Friday 25 May 2018

Let sickness blast, let death devour: Died in Diptheria, Grand Bank, 1884

Recently, this stone caught my eye in the Old Methodist Cemetery in Grand Bank, Newfoundland. The stone reads:

HARRIET PATTE [broken, possibly PATTEN]

Yet these now rising from the tomb
With lustre brighter far shall shine
Revive with ever during bloom
Safe from diseases and decline.


There are several markers from the 1880s in the cemetery noting that the individual interred died of diphtheria. Archivist Larry Dohey has noted, "A diphtheria epidemic raged throughout Newfoundland from 1888 -1891, medical officials identified at least 3,183 cases and it had resulted in at least 624 deaths."

The phrase "died in diptheria" is intriguing. Other markers in the cemetery use the phrase "died of" rather than "died in." Also, the spelling of diptheria (without the first "H") seems to have peaked in the 1860s, and then was surpassed and largely replaced with the current spelling of diphtheria.

Below: Uses of the words diptheria vs diphtheria, 1800-present

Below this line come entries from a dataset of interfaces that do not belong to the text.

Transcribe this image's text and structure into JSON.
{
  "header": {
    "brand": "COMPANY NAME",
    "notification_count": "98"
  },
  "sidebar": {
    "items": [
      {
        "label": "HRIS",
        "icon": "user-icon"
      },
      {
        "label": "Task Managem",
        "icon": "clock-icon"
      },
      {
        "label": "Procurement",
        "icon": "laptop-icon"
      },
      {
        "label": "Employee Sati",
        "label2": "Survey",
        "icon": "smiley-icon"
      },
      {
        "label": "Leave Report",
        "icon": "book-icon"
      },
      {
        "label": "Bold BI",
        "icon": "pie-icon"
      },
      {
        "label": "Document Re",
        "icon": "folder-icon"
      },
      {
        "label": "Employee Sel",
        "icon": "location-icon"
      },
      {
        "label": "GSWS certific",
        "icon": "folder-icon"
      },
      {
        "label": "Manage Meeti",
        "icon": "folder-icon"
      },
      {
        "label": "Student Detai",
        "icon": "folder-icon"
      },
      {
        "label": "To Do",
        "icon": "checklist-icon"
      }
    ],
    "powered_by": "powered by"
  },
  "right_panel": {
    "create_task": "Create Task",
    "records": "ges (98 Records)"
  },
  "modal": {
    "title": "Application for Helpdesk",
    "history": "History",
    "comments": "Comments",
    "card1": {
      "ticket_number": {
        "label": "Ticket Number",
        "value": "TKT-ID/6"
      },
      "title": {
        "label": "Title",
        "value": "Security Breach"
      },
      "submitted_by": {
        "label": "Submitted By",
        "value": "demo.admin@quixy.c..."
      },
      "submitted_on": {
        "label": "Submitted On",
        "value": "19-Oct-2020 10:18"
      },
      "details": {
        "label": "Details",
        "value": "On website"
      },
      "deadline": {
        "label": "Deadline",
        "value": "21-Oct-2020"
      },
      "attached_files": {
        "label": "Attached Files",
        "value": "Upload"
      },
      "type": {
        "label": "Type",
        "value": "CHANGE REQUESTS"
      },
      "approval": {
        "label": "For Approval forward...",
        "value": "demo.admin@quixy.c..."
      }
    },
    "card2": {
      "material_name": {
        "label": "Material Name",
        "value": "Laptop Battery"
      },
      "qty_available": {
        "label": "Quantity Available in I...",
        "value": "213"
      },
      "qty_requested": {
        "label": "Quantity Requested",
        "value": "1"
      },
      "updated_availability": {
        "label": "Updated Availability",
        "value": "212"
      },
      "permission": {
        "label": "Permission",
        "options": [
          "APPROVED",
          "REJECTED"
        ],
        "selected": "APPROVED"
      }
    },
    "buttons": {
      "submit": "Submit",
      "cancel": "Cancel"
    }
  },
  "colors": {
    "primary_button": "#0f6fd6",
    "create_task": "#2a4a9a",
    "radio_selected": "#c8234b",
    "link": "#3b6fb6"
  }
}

The "Yet these now rising from the tomb" epitaph is taken from Hymn 46 "The morning flowers display their sweets," published in "A Collection of Hymns, for the use of the people called Methodists" by the Rev. John Wesley, 1790, and is attributed to Samuel Wesley, Jr.:

THE morning flowers display their sweets,
And gay their silken leaves unfold
As careless of the noontide heats,
As fearless of the evening cold.

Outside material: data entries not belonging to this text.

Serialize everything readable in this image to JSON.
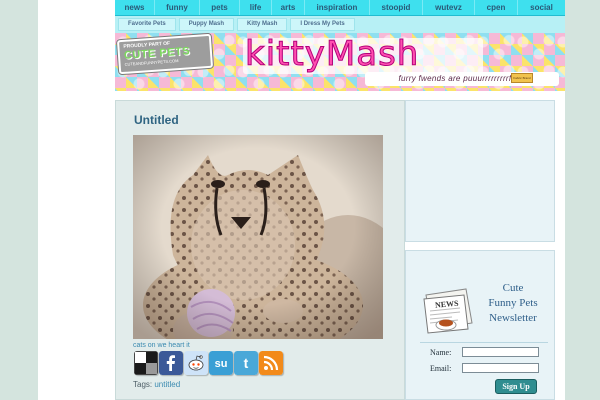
{
  "nav_primary": [
    "news",
    "funny",
    "pets",
    "life",
    "arts",
    "inspiration",
    "stoopid",
    "wutevz",
    "cpen",
    "social"
  ],
  "nav_secondary": [
    "Favorite Pets",
    "Puppy Mash",
    "Kitty Mash",
    "I Dress My Pets"
  ],
  "banner": {
    "badge_line1": "PROUDLY PART OF",
    "badge_line2": "CUTE PETS",
    "badge_line3": "CUTEANDFUNNYPETS.COM",
    "logo": "kittyMash",
    "tagline": "furry fwends are puuurrrrrrrrrfect!",
    "stamp": "Fabric Brand"
  },
  "post": {
    "title": "Untitled",
    "caption": "cats on we heart it",
    "tags_label": "Tags:",
    "tag": "untitled"
  },
  "share": [
    {
      "icon": "delicious-icon",
      "color": "#1a1a1a"
    },
    {
      "icon": "facebook-icon",
      "color": "#3b5998"
    },
    {
      "icon": "reddit-icon",
      "color": "#cee3f8"
    },
    {
      "icon": "stumbleupon-icon",
      "color": "#3a9fd5"
    },
    {
      "icon": "twitter-icon",
      "color": "#4aa8d8"
    },
    {
      "icon": "rss-icon",
      "color": "#f28a1a"
    }
  ],
  "newsletter": {
    "title_line1": "Cute",
    "title_line2": "Funny Pets",
    "title_line3": "Newsletter",
    "paper_label": "NEWS",
    "name_label": "Name:",
    "email_label": "Email:",
    "name_value": "",
    "email_value": "",
    "signup_label": "Sign Up"
  }
}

Nipt by the wind's unkindly blast,
Parched by the sun's directer ray,
The momentary glories waste,
The short-lived beauties die away.

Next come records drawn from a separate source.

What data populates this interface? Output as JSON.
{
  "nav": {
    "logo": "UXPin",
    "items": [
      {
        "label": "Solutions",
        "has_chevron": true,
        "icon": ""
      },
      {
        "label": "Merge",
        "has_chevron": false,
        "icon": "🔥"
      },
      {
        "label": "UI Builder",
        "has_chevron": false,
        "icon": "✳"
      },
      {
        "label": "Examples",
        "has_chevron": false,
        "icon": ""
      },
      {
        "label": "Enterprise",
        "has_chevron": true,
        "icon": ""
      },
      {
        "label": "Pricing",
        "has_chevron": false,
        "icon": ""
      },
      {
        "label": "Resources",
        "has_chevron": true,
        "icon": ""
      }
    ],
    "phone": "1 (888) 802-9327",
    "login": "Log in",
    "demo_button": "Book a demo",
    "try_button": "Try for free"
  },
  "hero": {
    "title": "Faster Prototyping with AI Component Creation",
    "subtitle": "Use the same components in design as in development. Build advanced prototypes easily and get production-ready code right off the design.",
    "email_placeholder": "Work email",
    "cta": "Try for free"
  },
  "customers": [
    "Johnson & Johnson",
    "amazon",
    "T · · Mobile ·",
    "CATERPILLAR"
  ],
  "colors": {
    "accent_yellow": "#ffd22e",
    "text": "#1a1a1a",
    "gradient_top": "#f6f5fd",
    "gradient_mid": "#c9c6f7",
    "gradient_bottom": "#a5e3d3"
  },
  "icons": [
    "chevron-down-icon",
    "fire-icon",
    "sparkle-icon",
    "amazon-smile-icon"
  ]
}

So blooms the human face divine,
When youth its pride of beauty shows;
Fairer than spring the colours shine,
And sweeter than the virgin rose.

Or worn by slowly-rolling years,
Or broke by sickness in a day,
The fading glory disappears,
The short-lived beauties die away.

Yet these, new rising from the tomb,
With lustre brighter far shall shine;
Revive with ever-during bloom,
Safe from diseases and decline.

Let sickness blast, let death devour,
If heaven must recompense our pains:
Perish the grass, and fade the flower,
If firm the word of God remains.

The stone carving itself is attributed to J. McIntyre, and is most likely the work of the Standard Marble Works, a St. John's-based firm under the direction of James McIntyre, as advertised below in the Evening Telegram  of 1892-09-05. A high percentage of the monuments of the same period in the cemetery bear the maker's mark McIntyre or J. McIntyre. The stone is somewhat damaged along the top and top right, but it could have potentially been topped with a carved lamb, a common motif for the markers of children, and a motif seen on similar monuments in the cemetery.